Despite the enormous progresses of the last decades produced by the identification of new texts and the reconstruction of manuscripts, a satisfactory ‘history of Coptic literature’ remains a desideratum.
PAThs represents a change of perspective and an usual approach that is thought to useful in reconstructing the development of Coptic literature.
Despite the fact the a new sensibility is emerging, in the past only rarely have literary production and archaeological contexts been placed in relation to one another and studied as whole: as a rule, in Coptic studies – and not only –, art and archaeology on the one hand, and literature and history on the other, have always represented almost independent fields of research. Although a comprehensible consequence of a traditional subdivision of competences, the result of such an approach has not facilitated dialogue among specialists.
PAThs aims to solicit and encourage such a dialogue. Its purpose is to provide a new perspective of the cultural landscape of Christian Egypt, by interweaving literary, codicological and archaeological data, and producing a series of tools, in great part till now unavailable, in a digital environment, among which an Archaeological Atlas of late antique and early medieval Egypt. This will be searchable at different chronological, regional and thematic levels, and is intended to illustrate the strong interconnection between the intellectual and the material production on the one hand, and the area of provenance on the other.
Christian Egypt represents a unique opportunity, since no other Mediterranean region has yielded such a rich archaeological and bibliological documentation.
Moreover, Egypt is to be considered an authentic laboratory for the progressive elaboration and perfection of what we define as ‘book’.
PAThs will study Coptic books as material artifacts (showing how writing support, form and layout change according to contents and finalities), as intellectual products (that is as a selection and combination of texts: particular attention will be devoted to multiple-text codices), but also as ritual objects (for ex. as part of a funerary kit), yet always strictly relating them to their archaeological settings.
In brief, by taking into account a large corpus of works (c.1,100, plus c.800 titles and c.400 colophons), manuscripts (c.4,000) and archaeological sites (c.750) and interrelating them, the final purpose of PAThs is that literature will no longer be considered and studied as a cultural phenomenon independent of its material context.
The most efficaciously visible product of the project will be an interactive, in-depth, up-gradable and comprehensive archaeological atlas of late antique and early medieval Egypt, searchable at different chronological, regional and thematic levels and illustrating, among the other data:
- the places where Coptic manuscripts have been found and/or produced - monastic settlements, episcopal sees, tombs, and urban contexts (with a wealth of photos, plans, maps and 3D reconstructions);
- other works in combination with which a specific text was transmitted, in order to identify modes and ideologies in Coptic literary production, which were subject to change, but also to identify the tastes of their particular patrons;
- the plausible places where the works were conceived and created.
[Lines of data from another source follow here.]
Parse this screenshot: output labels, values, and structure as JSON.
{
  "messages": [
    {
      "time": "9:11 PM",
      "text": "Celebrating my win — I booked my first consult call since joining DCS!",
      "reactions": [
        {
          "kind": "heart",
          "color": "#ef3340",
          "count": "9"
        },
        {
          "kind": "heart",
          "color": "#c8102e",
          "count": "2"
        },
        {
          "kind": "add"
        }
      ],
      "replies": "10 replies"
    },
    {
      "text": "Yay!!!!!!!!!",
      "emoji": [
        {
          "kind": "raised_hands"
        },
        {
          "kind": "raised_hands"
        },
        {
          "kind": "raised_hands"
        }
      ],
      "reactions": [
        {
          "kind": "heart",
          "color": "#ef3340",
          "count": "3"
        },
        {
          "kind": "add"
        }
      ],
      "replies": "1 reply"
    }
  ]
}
This approach is particularly congenial for some hagiographic and monastic literary production, where ideological and devotional motifs may be extremely telling;
- the codicological features of the manuscripts (book form, writing support, ruling system, presence of a binding, etc.) and their development in relation to a specific period and a specific region. In Egypt the shift from papyrus to parchment writing support represents a technical innovation that has direct consequences on the number of works transmitted by a single manuscript and sometimes even on its contents;
- information related to the manuscript makers (places where they practiced their trade, places where they obtained their writing supports, etc.);
- information concerning the copyists (family relationships, normal professions, times of execution).
Moreover, as describe above, PAThs will integrate the Archaeological Atlas of Coptic Literature with:
- A complete classification of Coptic literature, by means of the attribution of a Clavis Coptica (CC) entry to each work, each title, and each colophon.
- A complete classification of the Coptic manuscript tradition, by means of the attribution of ‘stable identifiers’ to each manuscript, in order to have univocal coordinates of reference to the entire Coptic book production.
- A complete census of the relevant sites which are known as places where single manuscripts or entire ‘collections’ have been found.
- A complete archive of names of copyists, commissioners, donors, institutions and places involved in the production of manuscripts, which till now has been totally lacking.
- A classification of the book formats, writing supports and other relevant codicological features of the manuscripts, in relation to the texts that they transmit.